This house, extremely simple in appearance and sadly artificial, nevertheless keeps that account that still today justifies the rebellion of men when a government attacks their most precious rights: that of life, freedom and the pursuit of happiness.
Although history makes Thomas Jefferson the author of the Declaration of the Independence of the United States, the truth is that the task of writing that text was entrusted by the Second Continental Congress to a committee of five representatives: Benjamin Franklin, for Pennsylvania; Robert Livingston, of New York; Roger Sherman of Connecticut; And John Adams of Massachusetts.
At the begining, Adams - known for his well-versed oratory skills- was called to draft the document, but the Massachusetts representative promoted Jefferson as the most qualified member of the Committee for the task.
Although there are no records that sufficiently inform how the Committee of Five worked, tradition indicates that they discussed the general lines, and Jefferson was in charged of putting together the list of grievances against king George III with which the colonies justified their separation from the English Crown.

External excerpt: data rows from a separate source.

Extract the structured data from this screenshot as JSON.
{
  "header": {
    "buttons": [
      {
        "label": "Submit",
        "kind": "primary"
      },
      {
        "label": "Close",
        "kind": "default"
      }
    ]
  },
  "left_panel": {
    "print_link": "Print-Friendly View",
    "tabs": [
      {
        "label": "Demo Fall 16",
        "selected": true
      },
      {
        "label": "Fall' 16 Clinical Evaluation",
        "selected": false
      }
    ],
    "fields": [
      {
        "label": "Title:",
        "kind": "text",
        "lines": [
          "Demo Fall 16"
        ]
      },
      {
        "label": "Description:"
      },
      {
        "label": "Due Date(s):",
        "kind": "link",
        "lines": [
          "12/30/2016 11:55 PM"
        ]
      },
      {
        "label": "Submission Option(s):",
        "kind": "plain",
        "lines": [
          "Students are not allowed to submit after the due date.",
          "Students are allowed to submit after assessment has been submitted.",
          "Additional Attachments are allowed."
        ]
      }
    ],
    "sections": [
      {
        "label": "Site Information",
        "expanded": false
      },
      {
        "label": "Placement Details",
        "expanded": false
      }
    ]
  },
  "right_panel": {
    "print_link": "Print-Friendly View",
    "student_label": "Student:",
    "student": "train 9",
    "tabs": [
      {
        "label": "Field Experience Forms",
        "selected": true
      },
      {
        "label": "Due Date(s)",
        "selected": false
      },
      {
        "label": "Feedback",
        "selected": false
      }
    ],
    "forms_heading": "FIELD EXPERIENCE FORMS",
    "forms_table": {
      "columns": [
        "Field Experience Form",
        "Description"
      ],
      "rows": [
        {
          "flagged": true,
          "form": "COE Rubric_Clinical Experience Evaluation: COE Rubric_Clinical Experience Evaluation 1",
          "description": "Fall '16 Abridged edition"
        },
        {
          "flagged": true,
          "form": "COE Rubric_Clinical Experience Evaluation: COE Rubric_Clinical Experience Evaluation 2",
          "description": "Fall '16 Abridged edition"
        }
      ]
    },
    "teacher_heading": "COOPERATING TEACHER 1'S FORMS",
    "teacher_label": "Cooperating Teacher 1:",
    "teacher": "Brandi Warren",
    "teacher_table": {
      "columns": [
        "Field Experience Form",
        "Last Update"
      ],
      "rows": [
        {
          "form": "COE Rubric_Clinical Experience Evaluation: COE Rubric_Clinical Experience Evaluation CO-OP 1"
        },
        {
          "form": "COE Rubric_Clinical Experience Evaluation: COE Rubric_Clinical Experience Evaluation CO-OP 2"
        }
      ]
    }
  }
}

After several revisions and corrections were made - including avoiding of any mention of slavery - the document was approved by Congress on July 4. It was until January 18, 1777, after the battles of Trenton and Pinceton that the statement was published with all the signatures of the delegates of the Second Continental Congress.